Physical fitness and environments vary between individual horses. Research has shown horses well-conditioned and of optimal physical fitness tend to cope with hot humid weather more easily than those who are out of shape. Horses residing in climates with extreme heat and humidity tend to cope better than horses traveling and adjusting to different climates. Although the horses may cope better if they are acclimated to the heat and humidity, it is still important to observe safe exercise and offer healthy ways to help horses keep cool.

The Skin Health of Your Horse

mom daughter grooming horseHorses can encounter many skin health issues on a daily basis. Geographical location and seasonal variations have a major influence on the range of possible skin issues.

Before diving too deep into skin issues, it is important to understand skin components. The skin is the body’s largest organ, representing 12-24% of the animal’s body weight, depending upon species and age. The skin is composed of five zones:

  • Dermis
    • Supports and nourishes the epidermis.
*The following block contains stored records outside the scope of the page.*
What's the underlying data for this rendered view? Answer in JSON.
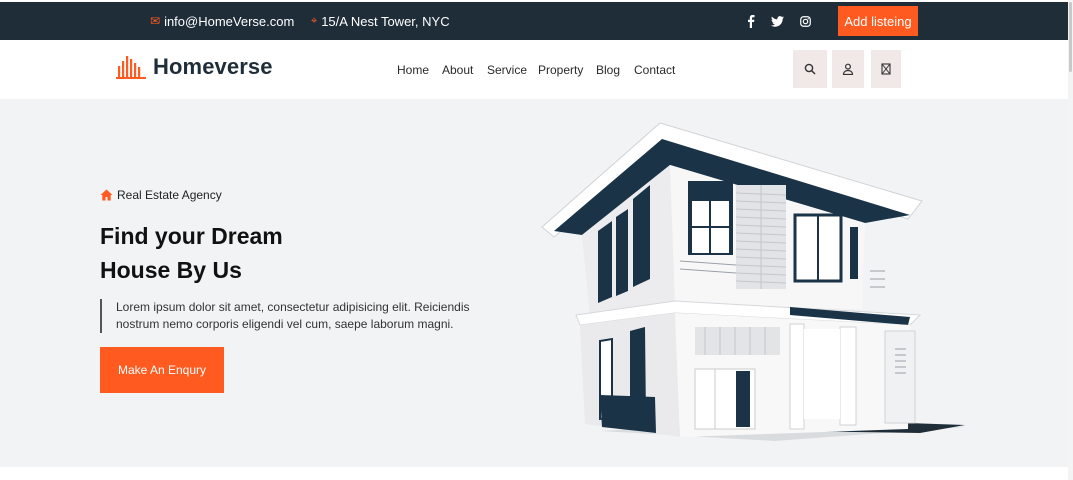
{
  "topbar": {
    "email": "info@HomeVerse.com",
    "address": "15/A Nest Tower, NYC",
    "socials": [
      {
        "icon": "facebook-icon",
        "glyph": "f"
      },
      {
        "icon": "twitter-icon",
        "glyph": "t"
      },
      {
        "icon": "instagram-icon",
        "glyph": "◎"
      }
    ],
    "add_listing_label": "Add listeing",
    "accent": "#ff5a1f",
    "background": "#1f2d39"
  },
  "header": {
    "brand": "Homeverse",
    "nav": [
      "Home",
      "About",
      "Service",
      "Property",
      "Blog",
      "Contact"
    ],
    "icons": [
      "search-icon",
      "user-icon",
      "cart-icon"
    ]
  },
  "hero": {
    "tagline": "Real Estate Agency",
    "title_line1": "Find your Dream",
    "title_line2": "House By Us",
    "text_line1": "Lorem ipsum dolor sit amet, consectetur adipisicing elit. Reiciendis",
    "text_line2": "nostrum nemo corporis eligendi vel cum, saepe laborum magni.",
    "cta_label": "Make An Enqury",
    "background": "#f2f3f4"
  }
}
There are cells, fibers and nerve plexuses present in the dermis.
  • Basement Membrane Zone
    • Primary function is to attach and act as a barrier to the epidermis and dermis. Several factors including autoimmune conditions can impact the health of the basement membrane zone.
  • Epidermis
    • Often hair covered and the first barrier of defense. Also composed of multiple layers. The overall health of these layers are influenced by nutrition, hormones, tissue factors, immune cells and genetics.
  • Appendageal System
    • Contains structures that grow with the epidermis such as hair follicles, sebaceous and sweat glands. Hair growth is impacted by many factors including nutrition, hormones and sunlight.
  • Subcutaneous Muscles & Fat
    • Has many functions such as insulation, shock absorber, and a reservoir for hydration. (Merck, 2015)

Skin issues generally fall under five categories:

  1. Traumatic skin issue or skin wounds/lacerations often from environmental hazards such as fencing, barn structure, or other objects.
  2. Granulomatous skin issue or “proud flesh can occur when a wound goes untreated or unnoticed following injury.
  3. Nodular skin issue or skin associated with seasonal conditions or allergic dermatitis from insects such flies and ticks.
  4. Pruritic and alopecic skin issue or contact dermatitis often from plants, irritating chemicals or “Sweet Itch” associated with gnat bites. Other Ectoparasites such as Lice and Mange are contributing factors of this type of skin issue.
  5. Nonpruritic and alopecic skin issue or “Rain Scald”/“Rain Rot” from prolonged exposure to environmental conditions is one major factor contributing to this type of skin issue.

Because of these various potential skin issues, it is important to include a quality care, management and grooming routine for your horse. Brushes and equipment should be cleaned between horses. If a contagious skin disease is suspected, designate a set of grooming supplies to be used only on the horse with an issue.

Skin health is affected by many components of nutrition. Proper hydration and access to a quality water source is the cornerstone of skin health. A quality balanced diet rounds out an optimal skin health plan. Diets balanced in essential amino acids, Omega-3 and Omega-6, and vitamins and minerals.

A proper farm insect management program starts with cleanliness and prevention. Keeping manure removed or far from horse barn, stalls or paddocks is essential. In a barn environment use fans to help deter flying insects from horse stalls or confined areas. Remove standing water or keep horses further from standing water sources to help reduce insect experiences. During peak insect seasons use of fly bonnets, fly sheets or safe insect repellents. If desired, a feed through fly control product can be incorporated into a full insect control program.

Bathing or “cold hosing” the horse’s skin can help with discomfort of skin issues. It is appropriate for horses in exercise to be “bathed” or hosed off after exercise. It is important to scrape/wipe off excess water and properly cool out any horse to avoid additional complications. Care should be taken to not “over bathe” or use harsh shampoo or chemicals on the horses’ skin.

Please consult your Veterinarian before administering any medicated or chemical treatments or for additional information on skin diseases and treatments.